Despite years of loyal service to King Richard II, Henry Hotspur and the Percy family became disillusioned by the king. Hotspur switched allegiance and supported the exiled Henry Bolingbroke, cousin of the king. Hotspur’s father helped capture Richard II on his return from Ireland. Meanwhile, Hotspur gathered an army to support Bolingbroke.
On 1st October 1399, King Richard II was deposed, and Henry Bolingbroke became King Henry IV. The Percy family were rewarded with lands and titles, and resumed their role as protectors of northern England.
Alnwick Castle and the Battle of Shrewsbury
Despite helping Henry IV to the throne, the Percy family did not always get along with the king. After successfully defeating a Welsh rebellion, Henry IV had promised the Percy family lands around Cumberland, and payment of some outstanding debts. However, the lands and payment were never received, with lands given to a rival family. Henry ‘Hotspur’ Percy and his father revolted, and led an army against the king at the Battle of Shrewsbury, on 21 July 1403.
Henry IV’s army sustained greater losses than the rebels, and the king nearly lost his life. However, Henry ‘Hostpur’ Percy was killed, and as the word quickly spread, the battle ended.
Henry Percy, Earl of Northumberland (Hotpur’s father) fled back to Alnwick, with Henry IV in pursuit. Alnwick castle was surrounded and besieged by the royal forces. The siege ended when Henry IV threatened Alnwick with cannon fire, and so the Earl of Northumberland surrendered to save it from ruin.
The following year the Earl of Northumberland fought against the King again. Once more Alnwick Castle would not surrender, so Henry IV continued north to Berwick. On the king’s return, the Earl surrendered Alnwick when the threat of cannon fire was made. The Alnwick estates were confiscated, only to be returned to the Percy family in 1414.
In 1424 the castle was besieged and the town burned by numerous Scottish raiding parties. For the next few years, the Earl of Northumberland would invade Scotland once in a while, and the Scots would in turn attack Alnwick Castle. In 1433, King Henry VI granted a licence to build town walls for protection. But in 1448 the castle was once again attacked and burned by the Scots.
Alnwick Castle in the Wars of the Roses
During the Wars of the Roses, Alnwick Castle and the estates were confiscated when the Earl of Northumberland allied with the Lancastrian side. Alnwick was besieged five times between 1462 and 1464.

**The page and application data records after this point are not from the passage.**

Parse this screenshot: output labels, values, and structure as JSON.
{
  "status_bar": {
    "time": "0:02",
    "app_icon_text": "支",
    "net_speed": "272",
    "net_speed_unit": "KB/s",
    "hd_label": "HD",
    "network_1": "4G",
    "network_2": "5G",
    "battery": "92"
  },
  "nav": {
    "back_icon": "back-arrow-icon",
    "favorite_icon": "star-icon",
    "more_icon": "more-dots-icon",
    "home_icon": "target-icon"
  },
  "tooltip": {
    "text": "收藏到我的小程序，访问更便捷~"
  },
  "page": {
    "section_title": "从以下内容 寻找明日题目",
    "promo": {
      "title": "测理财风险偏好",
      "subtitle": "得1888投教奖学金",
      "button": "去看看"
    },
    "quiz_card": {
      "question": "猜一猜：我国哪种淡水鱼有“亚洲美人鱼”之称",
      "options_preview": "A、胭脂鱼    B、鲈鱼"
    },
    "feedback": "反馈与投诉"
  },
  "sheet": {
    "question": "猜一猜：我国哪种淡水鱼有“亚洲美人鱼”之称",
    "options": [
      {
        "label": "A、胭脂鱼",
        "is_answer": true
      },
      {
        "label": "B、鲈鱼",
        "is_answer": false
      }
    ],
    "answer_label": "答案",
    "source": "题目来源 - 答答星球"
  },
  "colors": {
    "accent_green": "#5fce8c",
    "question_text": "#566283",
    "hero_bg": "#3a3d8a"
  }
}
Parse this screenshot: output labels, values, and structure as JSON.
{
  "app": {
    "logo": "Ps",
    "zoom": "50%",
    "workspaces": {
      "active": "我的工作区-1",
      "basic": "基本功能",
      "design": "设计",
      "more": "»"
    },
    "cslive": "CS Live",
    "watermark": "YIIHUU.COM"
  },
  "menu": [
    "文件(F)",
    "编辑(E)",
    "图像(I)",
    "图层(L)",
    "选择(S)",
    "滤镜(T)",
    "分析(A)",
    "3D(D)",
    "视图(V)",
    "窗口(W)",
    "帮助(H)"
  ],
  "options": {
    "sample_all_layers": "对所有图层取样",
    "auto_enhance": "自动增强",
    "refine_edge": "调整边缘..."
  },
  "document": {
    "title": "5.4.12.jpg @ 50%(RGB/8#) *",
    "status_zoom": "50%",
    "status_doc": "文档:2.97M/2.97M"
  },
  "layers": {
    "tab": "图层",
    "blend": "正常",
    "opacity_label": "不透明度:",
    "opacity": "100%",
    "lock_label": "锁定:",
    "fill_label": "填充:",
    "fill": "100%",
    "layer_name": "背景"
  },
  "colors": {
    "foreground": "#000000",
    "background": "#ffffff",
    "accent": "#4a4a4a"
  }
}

In 1462 during a Yorkist siege, the castle was defended by French gunners. When the castle looked to be captured, the gunners managed to escape through the Postern Tower, joining a relief force of Lancastrians.
But before escaping, they rolled all the cannon balls down into the castle well! Alnwick Castle eventually turned in favour of the Yorkist cause in 1464, when the 4th Earl of Northumberland joined the Yorkist side.
Alnwick Castle and Harry Potter
Alnwick Castle and Hulne Park have played host to many famous movies. Some include Mary Queen of Scots and Robin Hood – Prince of Thieves, but the most famous are Harry Potter and the Philosopher’s Stone and Harry Potter and the Chamber of Secrets. Alnwick Castle is the site of Harry’s Quidditch practice, the lesson on broom-flying, and where Ron crashed the Ford Anglia! Some areas of the castle have also been used for interior and exterior shots of Hogwarts.
Visitors to the castle can reenact the famous broom-flying scene, by taking part on a broom ‘flying’ lesson provided by the castle.
Alnwick Castle Gardens
Alnwick Castle Gardens are a situated within the walls of the old garden. There are some extraordinary water features, lighting displays and garden architecture to be seen. Designers from across Britain and Europe have collaborated and produced a magnificent display for all to enjoy.